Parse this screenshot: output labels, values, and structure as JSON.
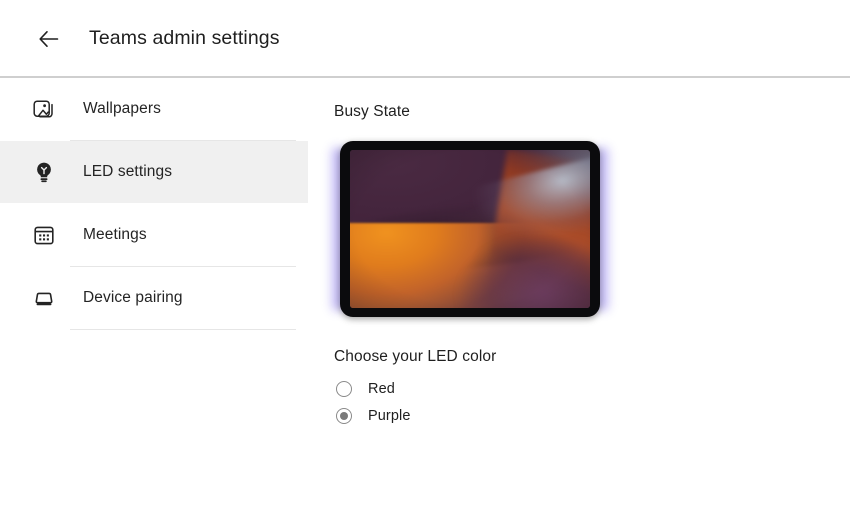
{
  "header": {
    "back_icon": "arrow-left-icon",
    "title": "Teams admin settings"
  },
  "sidebar": {
    "items": [
      {
        "label": "Wallpapers",
        "icon": "image-icon",
        "selected": false
      },
      {
        "label": "LED settings",
        "icon": "lightbulb-icon",
        "selected": true
      },
      {
        "label": "Meetings",
        "icon": "calendar-icon",
        "selected": false
      },
      {
        "label": "Device pairing",
        "icon": "device-icon",
        "selected": false
      }
    ]
  },
  "main": {
    "section_title": "Busy State",
    "preview": {
      "device_type": "tablet",
      "led_glow_color": "#a89cf0",
      "bezel_color": "#0b0b0d"
    },
    "color_group": {
      "heading": "Choose your LED color",
      "selected": "Purple",
      "options": [
        {
          "label": "Red",
          "checked": false
        },
        {
          "label": "Purple",
          "checked": true
        }
      ]
    }
  },
  "colors": {
    "page_background": "#ffffff",
    "divider": "#cfcfcf",
    "selected_row_background": "#f0f0f0",
    "text_primary": "#1f1f1f",
    "radio_border": "#8a8a8a",
    "radio_dot": "#7a7a7a"
  }
}
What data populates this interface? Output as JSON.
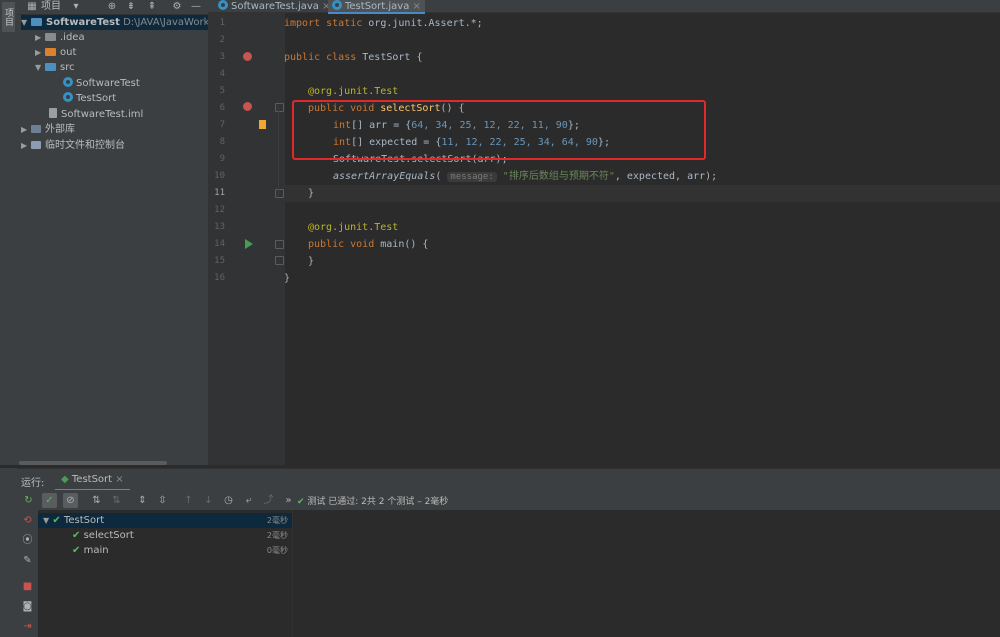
{
  "left_strip": {
    "tab_label": "项目"
  },
  "project_panel": {
    "title": "项目",
    "tree": [
      {
        "label": "SoftwareTest",
        "detail": "D:\\JAVA\\JavaWork\\Sc",
        "indent": 0,
        "expanded": true,
        "icon": "module-folder-icon"
      },
      {
        "label": ".idea",
        "indent": 1,
        "expanded": false,
        "icon": "folder-icon"
      },
      {
        "label": "out",
        "indent": 1,
        "expanded": false,
        "icon": "folder-orange-icon"
      },
      {
        "label": "src",
        "indent": 1,
        "expanded": true,
        "icon": "source-folder-icon"
      },
      {
        "label": "SoftwareTest",
        "indent": 2,
        "icon": "java-class-icon"
      },
      {
        "label": "TestSort",
        "indent": 2,
        "icon": "java-class-icon"
      },
      {
        "label": "SoftwareTest.iml",
        "indent": 1,
        "icon": "iml-file-icon"
      },
      {
        "label": "外部库",
        "indent": 0,
        "expanded": false,
        "icon": "library-icon"
      },
      {
        "label": "临时文件和控制台",
        "indent": 0,
        "expanded": false,
        "icon": "scratch-icon"
      }
    ]
  },
  "editor": {
    "tabs": [
      {
        "label": "SoftwareTest.java",
        "close": "×",
        "active": false
      },
      {
        "label": "TestSort.java",
        "close": "×",
        "active": true
      }
    ],
    "line_numbers": [
      "1",
      "2",
      "3",
      "4",
      "5",
      "6",
      "7",
      "8",
      "9",
      "10",
      "11",
      "12",
      "13",
      "14",
      "15",
      "16"
    ],
    "current_line": "11",
    "code": {
      "l1_kw": "import static",
      "l1_rest": " org.junit.Assert.*;",
      "l3_kw": "public class",
      "l3_rest": " TestSort {",
      "l5_ann": "@org.junit.Test",
      "l6_kw": "public void",
      "l6_fn": "selectSort",
      "l6_rest": "() {",
      "l7_kw": "int",
      "l7_a": "[] arr = {",
      "l7_nums": "64, 34, 25, 12, 22, 11, 90",
      "l7_end": "};",
      "l8_kw": "int",
      "l8_a": "[] expected = {",
      "l8_nums": "11, 12, 22, 25, 34, 64, 90",
      "l8_end": "};",
      "l9": "SoftwareTest.selectSort(arr);",
      "l10_fn": "assertArrayEquals",
      "l10_hint": "message:",
      "l10_str": "\"排序后数组与预期不符\"",
      "l10_rest": ", expected, arr);",
      "l11": "}",
      "l13_ann": "@org.junit.Test",
      "l14_kw": "public void",
      "l14_fn": "main",
      "l14_rest": "() {",
      "l15": "}",
      "l16": "}"
    }
  },
  "run_panel": {
    "label": "运行:",
    "tab_label": "TestSort",
    "tab_close": "×",
    "status_text": "测试 已通过: 2共 2 个测试 – 2毫秒",
    "results": [
      {
        "label": "TestSort",
        "time": "2毫秒",
        "indent": 0
      },
      {
        "label": "selectSort",
        "time": "2毫秒",
        "indent": 1
      },
      {
        "label": "main",
        "time": "0毫秒",
        "indent": 1
      }
    ]
  },
  "colors": {
    "accent": "#4a88c7",
    "pass": "#5fb760",
    "highlight_box": "#e0292b"
  }
}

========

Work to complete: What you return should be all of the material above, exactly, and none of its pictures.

Response area:
Parse this screenshot: output labels, values, and structure as JSON.
{
  "header": {
    "back_icon": "arrow-left-icon",
    "title": "Teams admin settings"
  },
  "sidebar": {
    "items": [
      {
        "label": "Wallpapers",
        "icon": "image-icon",
        "selected": false
      },
      {
        "label": "LED settings",
        "icon": "lightbulb-icon",
        "selected": true
      },
      {
        "label": "Meetings",
        "icon": "calendar-icon",
        "selected": false
      },
      {
        "label": "Device pairing",
        "icon": "device-icon",
        "selected": false
      }
    ]
  },
  "main": {
    "section_title": "Busy State",
    "preview": {
      "device_type": "tablet",
      "led_glow_color": "#a89cf0",
      "bezel_color": "#0b0b0d"
    },
    "color_group": {
      "heading": "Choose your LED color",
      "selected": "Purple",
      "options": [
        {
          "label": "Red",
          "checked": false
        },
        {
          "label": "Purple",
          "checked": true
        }
      ]
    }
  },
  "colors": {
    "page_background": "#ffffff",
    "divider": "#cfcfcf",
    "selected_row_background": "#f0f0f0",
    "text_primary": "#1f1f1f",
    "radio_border": "#8a8a8a",
    "radio_dot": "#7a7a7a"
  }
}
What data populates this interface? Output as JSON.
{
  "left_strip": {
    "tab_label": "项目"
  },
  "project_panel": {
    "title": "项目",
    "tree": [
      {
        "label": "SoftwareTest",
        "detail": "D:\\JAVA\\JavaWork\\Sc",
        "indent": 0,
        "expanded": true,
        "icon": "module-folder-icon"
      },
      {
        "label": ".idea",
        "indent": 1,
        "expanded": false,
        "icon": "folder-icon"
      },
      {
        "label": "out",
        "indent": 1,
        "expanded": false,
        "icon": "folder-orange-icon"
      },
      {
        "label": "src",
        "indent": 1,
        "expanded": true,
        "icon": "source-folder-icon"
      },
      {
        "label": "SoftwareTest",
        "indent": 2,
        "icon": "java-class-icon"
      },
      {
        "label": "TestSort",
        "indent": 2,
        "icon": "java-class-icon"
      },
      {
        "label": "SoftwareTest.iml",
        "indent": 1,
        "icon": "iml-file-icon"
      },
      {
        "label": "外部库",
        "indent": 0,
        "expanded": false,
        "icon": "library-icon"
      },
      {
        "label": "临时文件和控制台",
        "indent": 0,
        "expanded": false,
        "icon": "scratch-icon"
      }
    ]
  },
  "editor": {
    "tabs": [
      {
        "label": "SoftwareTest.java",
        "close": "×",
        "active": false
      },
      {
        "label": "TestSort.java",
        "close": "×",
        "active": true
      }
    ],
    "line_numbers": [
      "1",
      "2",
      "3",
      "4",
      "5",
      "6",
      "7",
      "8",
      "9",
      "10",
      "11",
      "12",
      "13",
      "14",
      "15",
      "16"
    ],
    "current_line": "11",
    "code": {
      "l1_kw": "import static",
      "l1_rest": " org.junit.Assert.*;",
      "l3_kw": "public class",
      "l3_rest": " TestSort {",
      "l5_ann": "@org.junit.Test",
      "l6_kw": "public void",
      "l6_fn": "selectSort",
      "l6_rest": "() {",
      "l7_kw": "int",
      "l7_a": "[] arr = {",
      "l7_nums": "64, 34, 25, 12, 22, 11, 90",
      "l7_end": "};",
      "l8_kw": "int",
      "l8_a": "[] expected = {",
      "l8_nums": "11, 12, 22, 25, 34, 64, 90",
      "l8_end": "};",
      "l9": "SoftwareTest.selectSort(arr);",
      "l10_fn": "assertArrayEquals",
      "l10_hint": "message:",
      "l10_str": "\"排序后数组与预期不符\"",
      "l10_rest": ", expected, arr);",
      "l11": "}",
      "l13_ann": "@org.junit.Test",
      "l14_kw": "public void",
      "l14_fn": "main",
      "l14_rest": "() {",
      "l15": "}",
      "l16": "}"
    }
  },
  "run_panel": {
    "label": "运行:",
    "tab_label": "TestSort",
    "tab_close": "×",
    "status_text": "测试 已通过: 2共 2 个测试 – 2毫秒",
    "results": [
      {
        "label": "TestSort",
        "time": "2毫秒",
        "indent": 0
      },
      {
        "label": "selectSort",
        "time": "2毫秒",
        "indent": 1
      },
      {
        "label": "main",
        "time": "0毫秒",
        "indent": 1
      }
    ]
  },
  "colors": {
    "accent": "#4a88c7",
    "pass": "#5fb760",
    "highlight_box": "#e0292b"
  }
}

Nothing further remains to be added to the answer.